By Simon Capobianco, TheVarsity.ca
A look at the myths that sustain the controversial industry
With the controversial Canadian harp seal hunt about to begin in earnest, debate rages as usual and once again, the debate is long on emotion and short on facts. Seen as a tug-of-war between environmentalists outraged by images of bloodied seal pups and pragmatists defending the livelihoods of Newfoundlanders, most discourse tacitly assumes that the hunt, although perhaps inhumane, generates needed profits. This is only half true.
Before getting into the economics of the issue, it should be noted that the term “hunt” is a gross misrepresentation of what transpires on the Newfoundland ice floes. Hunt implies that the animal has some chance of getting away, and, as anyone who has seen video of the harp seal hunt knows, this is the same type of hunting that happens to pigs in slaughterhouses, or to fish in barrels.

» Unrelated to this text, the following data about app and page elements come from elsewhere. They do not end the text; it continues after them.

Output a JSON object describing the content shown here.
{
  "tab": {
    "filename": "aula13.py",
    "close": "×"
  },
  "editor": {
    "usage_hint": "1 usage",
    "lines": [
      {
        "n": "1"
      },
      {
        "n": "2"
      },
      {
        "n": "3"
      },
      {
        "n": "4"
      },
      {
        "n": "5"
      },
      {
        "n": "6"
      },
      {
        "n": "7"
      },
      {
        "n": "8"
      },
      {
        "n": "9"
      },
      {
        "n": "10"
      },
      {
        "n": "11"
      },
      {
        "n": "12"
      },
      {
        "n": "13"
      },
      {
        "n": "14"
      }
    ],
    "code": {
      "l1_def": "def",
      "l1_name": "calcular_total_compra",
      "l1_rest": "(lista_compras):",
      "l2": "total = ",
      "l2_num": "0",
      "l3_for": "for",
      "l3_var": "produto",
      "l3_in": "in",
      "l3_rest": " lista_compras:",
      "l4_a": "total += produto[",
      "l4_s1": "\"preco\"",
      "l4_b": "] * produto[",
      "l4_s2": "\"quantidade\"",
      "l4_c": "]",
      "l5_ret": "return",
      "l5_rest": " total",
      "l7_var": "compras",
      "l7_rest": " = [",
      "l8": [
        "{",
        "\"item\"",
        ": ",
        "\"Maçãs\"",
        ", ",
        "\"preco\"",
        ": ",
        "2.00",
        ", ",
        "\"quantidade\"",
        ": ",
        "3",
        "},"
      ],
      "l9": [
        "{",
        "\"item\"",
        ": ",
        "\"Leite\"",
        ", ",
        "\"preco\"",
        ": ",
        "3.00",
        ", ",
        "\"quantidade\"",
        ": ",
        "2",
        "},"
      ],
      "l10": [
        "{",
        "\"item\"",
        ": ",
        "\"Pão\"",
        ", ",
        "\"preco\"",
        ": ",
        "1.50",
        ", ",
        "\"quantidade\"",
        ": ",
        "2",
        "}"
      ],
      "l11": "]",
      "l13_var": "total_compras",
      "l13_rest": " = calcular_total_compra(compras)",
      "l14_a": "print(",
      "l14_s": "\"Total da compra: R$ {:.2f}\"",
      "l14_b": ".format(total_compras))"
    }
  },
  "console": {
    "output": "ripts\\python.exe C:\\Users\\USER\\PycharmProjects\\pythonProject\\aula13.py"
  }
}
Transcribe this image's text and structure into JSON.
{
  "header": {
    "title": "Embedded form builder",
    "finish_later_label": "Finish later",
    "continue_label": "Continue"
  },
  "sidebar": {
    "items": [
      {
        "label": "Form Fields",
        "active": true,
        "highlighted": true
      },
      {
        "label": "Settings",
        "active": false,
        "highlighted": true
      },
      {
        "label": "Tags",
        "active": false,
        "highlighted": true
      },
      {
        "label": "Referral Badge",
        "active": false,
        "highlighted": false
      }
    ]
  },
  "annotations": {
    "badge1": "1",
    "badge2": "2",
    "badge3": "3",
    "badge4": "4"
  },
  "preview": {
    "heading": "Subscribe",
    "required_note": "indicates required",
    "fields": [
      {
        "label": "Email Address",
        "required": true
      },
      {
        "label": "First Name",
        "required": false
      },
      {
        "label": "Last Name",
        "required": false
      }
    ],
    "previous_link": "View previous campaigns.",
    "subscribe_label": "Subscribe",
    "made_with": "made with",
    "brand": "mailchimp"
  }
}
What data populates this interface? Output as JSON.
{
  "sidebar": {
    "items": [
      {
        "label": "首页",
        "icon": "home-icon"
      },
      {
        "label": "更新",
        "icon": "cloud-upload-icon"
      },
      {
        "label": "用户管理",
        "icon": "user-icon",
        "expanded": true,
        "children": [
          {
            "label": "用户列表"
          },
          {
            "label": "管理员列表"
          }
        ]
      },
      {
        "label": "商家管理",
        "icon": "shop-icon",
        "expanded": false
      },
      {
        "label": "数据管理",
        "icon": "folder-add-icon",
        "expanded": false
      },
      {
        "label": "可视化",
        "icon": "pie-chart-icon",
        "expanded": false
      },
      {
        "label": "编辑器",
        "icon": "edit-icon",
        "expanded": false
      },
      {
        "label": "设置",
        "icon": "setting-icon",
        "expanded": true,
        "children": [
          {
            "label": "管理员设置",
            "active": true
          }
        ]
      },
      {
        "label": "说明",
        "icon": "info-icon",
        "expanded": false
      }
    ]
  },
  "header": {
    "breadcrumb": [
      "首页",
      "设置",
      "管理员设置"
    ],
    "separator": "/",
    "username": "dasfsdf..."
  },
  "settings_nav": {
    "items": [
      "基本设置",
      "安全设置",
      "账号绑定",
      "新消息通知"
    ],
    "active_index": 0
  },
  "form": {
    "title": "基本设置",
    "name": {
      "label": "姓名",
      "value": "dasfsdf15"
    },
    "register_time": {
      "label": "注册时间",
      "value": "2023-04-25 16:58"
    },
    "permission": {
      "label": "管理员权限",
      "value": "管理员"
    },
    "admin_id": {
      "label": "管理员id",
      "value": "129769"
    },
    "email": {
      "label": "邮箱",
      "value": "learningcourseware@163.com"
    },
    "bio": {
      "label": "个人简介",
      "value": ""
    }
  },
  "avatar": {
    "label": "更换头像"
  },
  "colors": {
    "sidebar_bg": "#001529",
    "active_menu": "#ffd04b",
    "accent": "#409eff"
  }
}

The occasional descriptions of it as a harvest defy comment.
Ethical considerations aside, let’s consider the ubiquitous claim that the hunt is an important source of revenue for Canadian communities — “tremendously valuable,” as the Department of Oceans and Fisheries puts it. It is certainly true that the hunt generates some money for each of the six-to-seven thousand Canadians who spend roughly 125 hours sealing every year. It is also true that the public subsidies which support the hunt — in the form of free ice-breaking services, extensive search-and-rescue operations, and international marketing campaigns — are nearly equal to, if not in excess of, the total revenue derived from it in any given year.
When public expenditures are factored in, the hunt barely breaks even — it may even lose money, and that is according to conservative estimates made before the European Union banned seal products in 2009, driving down the price of pelts even further. With the Russian Federation recently enacting a similar ban, this tremendously valuable industry will almost certainly be costing the taxpayer more money than the sealers are making from it.
The fact that hundreds of thousands of seals could be spared gruesome deaths and that the communities livelihood could be protected by simply paying the sealers the value of the public subsidies each year does not prevent some pundits from enthusiastically defending this unnecessary cruelty. Rex Murphy, for instance, wrote recently that “We [Newfoundlanders] should not stop something we have been doing because outsiders — those who have no connection to Newfoundland or to the seal hunt, and who have been telling wildly overheated fables about it for decades — tell us to stop it. To hell with them.”
To hell with them! But not with their millions of dollars in subsidies: not with their free icebreaking ships, rescue helicopters, and international lobbying. In short, ‘we’ll take their money but not their morals.’ The truth behind all the bluster is that no one has to tell sealers to give up the hunt — all we have to do is stop paying for it. If sealers are not allowed to socialize the costs of their business while privatizing the profits, they will give up the hunt voluntarily because the industry is simply not commercially viable without massive public funding.
Murphy also advocates that harp seals, which subsist mainly on a fish diet, must be culled en-masse to protect valuable cod stocks. Profits aside, he assures us that we must rush to thin out the numbers of the “rapacious seals slithering underwater all around [Newfoundland] — sucking up every piece of protein the sea has to offer, including of course the king of all food fish, the cod.” Aside from money, the argument is made that sealers are performing a public service by protecting cod stocks from ravenous seals.
This theory might have been tenable a few years ago, some time before the hunt’s most vociferous proponent, the Department of Fisheries and Oceans, publicly announced that it was not the case. “The commercial seal quota is based upon sound conservation principles, not an attempt to assist in the recovery of groundfish stocks,” the DFO website states, explaining that “Seals eat cod, but seals also eat other fish that prey on cod.” These days, however, the cod-saving story is just another debunked fairy-tale — like the idea that the hunt is a self-sustaining industry. The fact that Murphy repeats it in the same breath with which he accuses anti-hunt activists of propagating “wildly overheated fables” is an example of the depths to which debate has sunk.
The seal hunt is not just immoral. It’s a drain on the economy. The debate over it is miscast as a balancing of livelihoods against animal welfare; in reality, these two values can easily coexist. When the hunt finally collapses in the wake of the Russian ban, Ottawa will have a choice: continue trying desperately to create foreign markets for an unethical, no longer viable industry, or redirect the subsidies to help Newfoundland’s economy adapt to the new fiscal landscape. The second choice is, by far, the more rational; the first is, unfortunately, the more likely.